Copy each line below containing "date".

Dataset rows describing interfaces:

==*==

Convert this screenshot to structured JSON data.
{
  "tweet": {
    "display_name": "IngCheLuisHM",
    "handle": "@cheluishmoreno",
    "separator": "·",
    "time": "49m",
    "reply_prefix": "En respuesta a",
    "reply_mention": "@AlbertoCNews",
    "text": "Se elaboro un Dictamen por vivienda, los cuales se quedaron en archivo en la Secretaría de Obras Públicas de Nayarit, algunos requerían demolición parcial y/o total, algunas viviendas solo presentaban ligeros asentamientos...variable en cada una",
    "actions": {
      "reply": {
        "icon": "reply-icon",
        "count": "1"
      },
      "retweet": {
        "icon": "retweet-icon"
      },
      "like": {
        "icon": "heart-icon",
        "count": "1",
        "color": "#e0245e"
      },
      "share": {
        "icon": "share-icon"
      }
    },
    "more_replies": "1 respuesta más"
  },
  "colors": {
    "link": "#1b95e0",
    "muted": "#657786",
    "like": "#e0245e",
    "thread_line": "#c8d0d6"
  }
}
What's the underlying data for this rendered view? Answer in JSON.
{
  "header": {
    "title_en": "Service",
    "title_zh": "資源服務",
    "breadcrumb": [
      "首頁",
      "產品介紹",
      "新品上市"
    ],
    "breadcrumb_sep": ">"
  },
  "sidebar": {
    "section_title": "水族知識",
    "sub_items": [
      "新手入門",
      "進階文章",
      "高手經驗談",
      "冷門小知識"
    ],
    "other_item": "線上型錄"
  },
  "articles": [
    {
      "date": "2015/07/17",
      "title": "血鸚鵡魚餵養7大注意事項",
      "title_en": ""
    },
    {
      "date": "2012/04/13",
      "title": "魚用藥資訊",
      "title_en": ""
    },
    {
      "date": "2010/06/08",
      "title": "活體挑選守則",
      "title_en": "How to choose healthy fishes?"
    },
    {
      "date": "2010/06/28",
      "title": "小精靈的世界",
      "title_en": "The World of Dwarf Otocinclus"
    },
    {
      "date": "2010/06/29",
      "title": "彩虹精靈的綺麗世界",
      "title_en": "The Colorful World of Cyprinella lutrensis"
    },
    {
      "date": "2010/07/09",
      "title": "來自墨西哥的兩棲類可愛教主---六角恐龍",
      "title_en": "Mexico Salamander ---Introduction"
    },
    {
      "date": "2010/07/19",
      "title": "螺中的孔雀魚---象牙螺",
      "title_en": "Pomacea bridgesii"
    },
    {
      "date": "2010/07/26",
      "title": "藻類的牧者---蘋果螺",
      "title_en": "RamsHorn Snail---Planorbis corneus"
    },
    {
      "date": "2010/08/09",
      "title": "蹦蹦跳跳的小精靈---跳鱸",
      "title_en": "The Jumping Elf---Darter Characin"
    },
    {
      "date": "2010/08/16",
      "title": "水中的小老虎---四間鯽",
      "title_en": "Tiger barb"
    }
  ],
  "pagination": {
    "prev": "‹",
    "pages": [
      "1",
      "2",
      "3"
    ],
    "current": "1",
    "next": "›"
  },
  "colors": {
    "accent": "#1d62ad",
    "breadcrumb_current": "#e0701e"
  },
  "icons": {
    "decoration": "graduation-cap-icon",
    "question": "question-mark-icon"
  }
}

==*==

> Solution:
      "date": "2015/07/17",
      "date": "2012/04/13",
      "date": "2010/06/08",
      "date": "2010/06/28",
      "date": "2010/06/29",
      "date": "2010/07/09",
      "date": "2010/07/19",
      "date": "2010/07/26",
      "date": "2010/08/09",
      "date": "2010/08/16",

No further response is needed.